▶ [Source records]

----

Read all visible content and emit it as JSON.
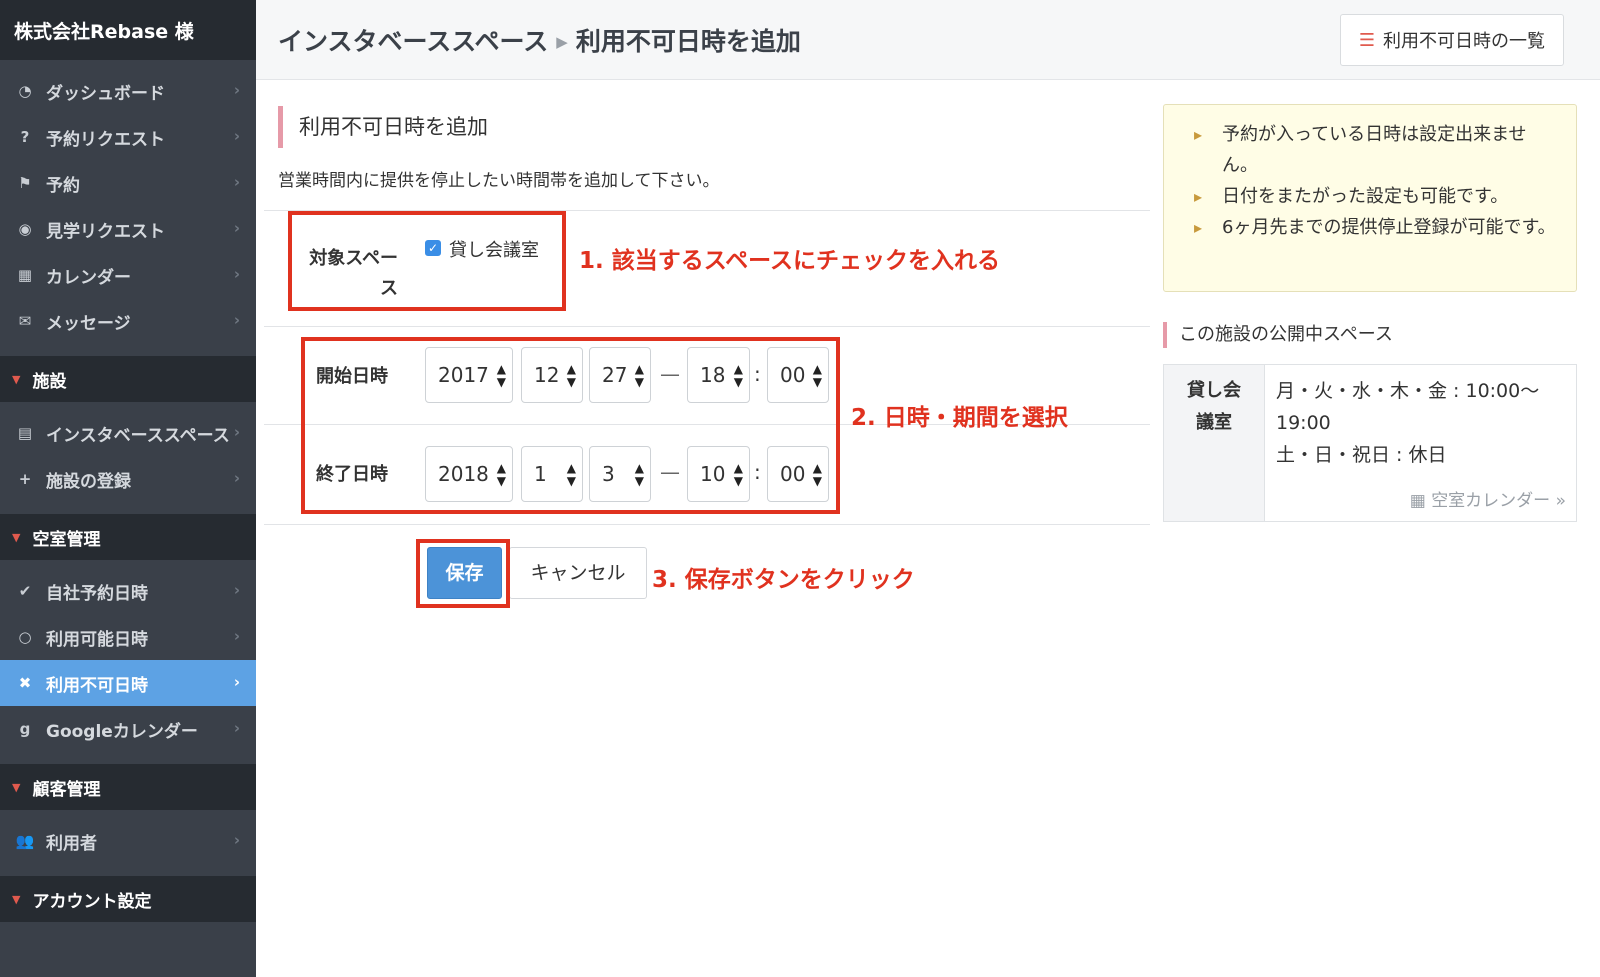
{
  "sidebar": {
    "brand": "株式会社Rebase 様",
    "items_main": [
      {
        "label": "ダッシュボード",
        "icon": "dashboard-icon"
      },
      {
        "label": "予約リクエスト",
        "icon": "question-icon"
      },
      {
        "label": "予約",
        "icon": "flag-icon"
      },
      {
        "label": "見学リクエスト",
        "icon": "eye-icon"
      },
      {
        "label": "カレンダー",
        "icon": "calendar-icon"
      },
      {
        "label": "メッセージ",
        "icon": "envelope-icon"
      }
    ],
    "section_facility": "施設",
    "items_facility": [
      {
        "label": "インスタベーススペース",
        "icon": "building-icon"
      },
      {
        "label": "施設の登録",
        "icon": "plus-icon"
      }
    ],
    "section_vacancy": "空室管理",
    "items_vacancy": [
      {
        "label": "自社予約日時",
        "icon": "check-icon"
      },
      {
        "label": "利用可能日時",
        "icon": "circle-icon"
      },
      {
        "label": "利用不可日時",
        "icon": "times-icon",
        "active": true
      },
      {
        "label": "Googleカレンダー",
        "icon": "google-icon"
      }
    ],
    "section_customer": "顧客管理",
    "items_customer": [
      {
        "label": "利用者",
        "icon": "users-icon"
      }
    ],
    "section_account": "アカウント設定"
  },
  "header": {
    "crumb_parent": "インスタベーススペース",
    "crumb_current": "利用不可日時を追加",
    "list_button": "利用不可日時の一覧"
  },
  "form": {
    "title": "利用不可日時を追加",
    "description": "営業時間内に提供を停止したい時間帯を追加して下さい。",
    "target_label": "対象スペース",
    "space_option": "貸し会議室",
    "space_checked": true,
    "start_label": "開始日時",
    "start": {
      "year": "2017",
      "month": "12",
      "day": "27",
      "hour": "18",
      "minute": "00"
    },
    "end_label": "終了日時",
    "end": {
      "year": "2018",
      "month": "1",
      "day": "3",
      "hour": "10",
      "minute": "00"
    },
    "dash": "—",
    "colon": ":",
    "save": "保存",
    "cancel": "キャンセル"
  },
  "annotations": {
    "step1": "1. 該当するスペースにチェックを入れる",
    "step2": "2. 日時・期間を選択",
    "step3": "3. 保存ボタンをクリック",
    "color": "#e0321f"
  },
  "notice": {
    "items": [
      "予約が入っている日時は設定出来ません。",
      "日付をまたがった設定も可能です。",
      "6ヶ月先までの提供停止登録が可能です。"
    ]
  },
  "public_spaces": {
    "title": "この施設の公開中スペース",
    "space_name": "貸し会議室",
    "hours_line1": "月・火・水・木・金 : 10:00〜19:00",
    "hours_line2": "土・日・祝日 : 休日",
    "calendar_link": "空室カレンダー »"
  },
  "colors": {
    "sidebar_bg": "#3a4049",
    "active_item": "#5da2e4",
    "primary_button": "#4c93d8",
    "accent_pink": "#e69aa8"
  }
}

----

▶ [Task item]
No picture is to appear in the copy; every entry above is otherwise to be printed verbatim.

▶ [Task result]
Read all visible content and emit it as JSON.
{
  "sidebar": {
    "brand": "株式会社Rebase 様",
    "items_main": [
      {
        "label": "ダッシュボード",
        "icon": "dashboard-icon"
      },
      {
        "label": "予約リクエスト",
        "icon": "question-icon"
      },
      {
        "label": "予約",
        "icon": "flag-icon"
      },
      {
        "label": "見学リクエスト",
        "icon": "eye-icon"
      },
      {
        "label": "カレンダー",
        "icon": "calendar-icon"
      },
      {
        "label": "メッセージ",
        "icon": "envelope-icon"
      }
    ],
    "section_facility": "施設",
    "items_facility": [
      {
        "label": "インスタベーススペース",
        "icon": "building-icon"
      },
      {
        "label": "施設の登録",
        "icon": "plus-icon"
      }
    ],
    "section_vacancy": "空室管理",
    "items_vacancy": [
      {
        "label": "自社予約日時",
        "icon": "check-icon"
      },
      {
        "label": "利用可能日時",
        "icon": "circle-icon"
      },
      {
        "label": "利用不可日時",
        "icon": "times-icon",
        "active": true
      },
      {
        "label": "Googleカレンダー",
        "icon": "google-icon"
      }
    ],
    "section_customer": "顧客管理",
    "items_customer": [
      {
        "label": "利用者",
        "icon": "users-icon"
      }
    ],
    "section_account": "アカウント設定"
  },
  "header": {
    "crumb_parent": "インスタベーススペース",
    "crumb_current": "利用不可日時を追加",
    "list_button": "利用不可日時の一覧"
  },
  "form": {
    "title": "利用不可日時を追加",
    "description": "営業時間内に提供を停止したい時間帯を追加して下さい。",
    "target_label": "対象スペース",
    "space_option": "貸し会議室",
    "space_checked": true,
    "start_label": "開始日時",
    "start": {
      "year": "2017",
      "month": "12",
      "day": "27",
      "hour": "18",
      "minute": "00"
    },
    "end_label": "終了日時",
    "end": {
      "year": "2018",
      "month": "1",
      "day": "3",
      "hour": "10",
      "minute": "00"
    },
    "dash": "—",
    "colon": ":",
    "save": "保存",
    "cancel": "キャンセル"
  },
  "annotations": {
    "step1": "1. 該当するスペースにチェックを入れる",
    "step2": "2. 日時・期間を選択",
    "step3": "3. 保存ボタンをクリック",
    "color": "#e0321f"
  },
  "notice": {
    "items": [
      "予約が入っている日時は設定出来ません。",
      "日付をまたがった設定も可能です。",
      "6ヶ月先までの提供停止登録が可能です。"
    ]
  },
  "public_spaces": {
    "title": "この施設の公開中スペース",
    "space_name": "貸し会議室",
    "hours_line1": "月・火・水・木・金 : 10:00〜19:00",
    "hours_line2": "土・日・祝日 : 休日",
    "calendar_link": "空室カレンダー »"
  },
  "colors": {
    "sidebar_bg": "#3a4049",
    "active_item": "#5da2e4",
    "primary_button": "#4c93d8",
    "accent_pink": "#e69aa8"
  }
}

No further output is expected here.